A person with dementia, being alone can lead to depression.

01 October 2020

A person with dementia, being alone can lead to depression.

People with dementia should not be forgotten.

The community centres and village halls are closed and have been for six months. Clubs such as The Forget-me-Not Club, Forgetful Friends, Singing for the Brain and other similar clubs are on hold.  Dementia support groups and dementia day services which meet in community halls up and down the country no longer operate. Memory Cafes used to make use of the community kitchens, but all have ceased to function. To a person with dementia, the loss of these events has meant the end of friendships and support, and people with dementia have nowhere to go. Stimulation, fun, interaction with others, laughing and enjoying the empathy of companionship, all are in the past.

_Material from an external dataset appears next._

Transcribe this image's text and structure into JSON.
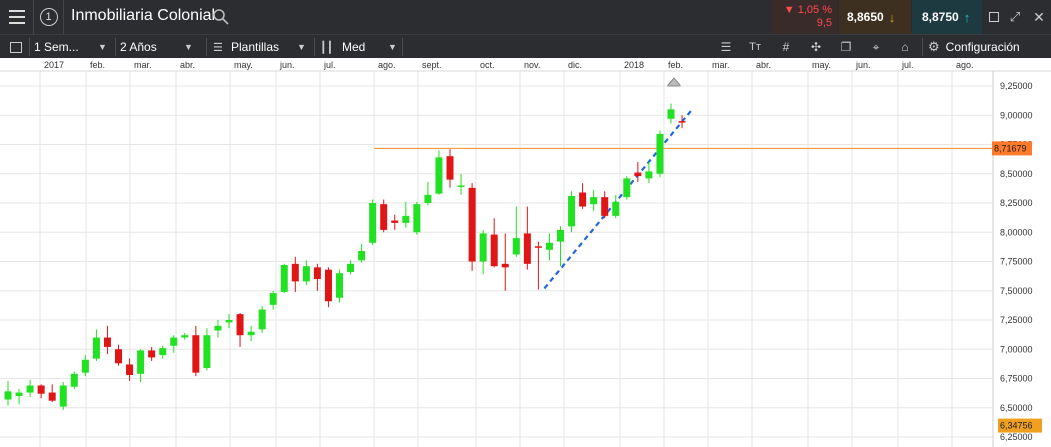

A person with dementia, being alone can lead to depression, anxiety and often a physical decline with Social isolation leading to a cognitive decline. Community halls are usually a large space or have separate good sized rooms where social distancing can be put in place, for example, as in hairdressing salons, the support for people with dementia needs to come back to life. If 30 people attend a dementia day centre on a Wednesday, for example, open it up for more days a week with a smaller number each day. Memory cafes can spread their opening time, clubs which meet once a month can change to twice or three times a month to accommodate numbers.‘Thinking outside the box’, thinking differently, creatively and from a new perspective needs to come to the fore to help people with dementia. With it looking as though restrictions are likely to be in place for several months more, we should start thinking now.

Angela Gifford, CEO Able Community Care.

40 Years of trusted Care.

Able Community Care is a Live-in care provider offering people with dementia support throughout the UK and the Channel Islands. www.ablecommunitycare.com/dementia-live-in-care